WHAT YOU SHOULD DO
Answer with a number only: how many lines of the data contain "Truro"?

Data records for software interfaces
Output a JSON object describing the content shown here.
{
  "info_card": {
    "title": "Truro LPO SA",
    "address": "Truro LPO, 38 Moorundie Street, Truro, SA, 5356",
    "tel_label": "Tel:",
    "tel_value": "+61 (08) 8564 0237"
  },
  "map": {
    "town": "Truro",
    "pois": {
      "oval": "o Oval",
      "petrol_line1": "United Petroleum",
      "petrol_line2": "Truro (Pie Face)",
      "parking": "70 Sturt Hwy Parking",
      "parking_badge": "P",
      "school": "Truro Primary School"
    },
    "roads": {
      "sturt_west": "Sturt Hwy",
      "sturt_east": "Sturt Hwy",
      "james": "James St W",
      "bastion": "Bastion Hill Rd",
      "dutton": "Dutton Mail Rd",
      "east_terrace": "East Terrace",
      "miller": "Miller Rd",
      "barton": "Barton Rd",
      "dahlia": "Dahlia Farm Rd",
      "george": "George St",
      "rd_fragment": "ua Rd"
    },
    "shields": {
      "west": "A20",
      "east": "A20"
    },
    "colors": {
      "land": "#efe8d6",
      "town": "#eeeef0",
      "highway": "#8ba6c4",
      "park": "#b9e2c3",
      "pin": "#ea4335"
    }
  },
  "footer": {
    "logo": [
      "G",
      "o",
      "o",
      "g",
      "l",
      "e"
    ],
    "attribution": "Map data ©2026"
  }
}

RESULT
5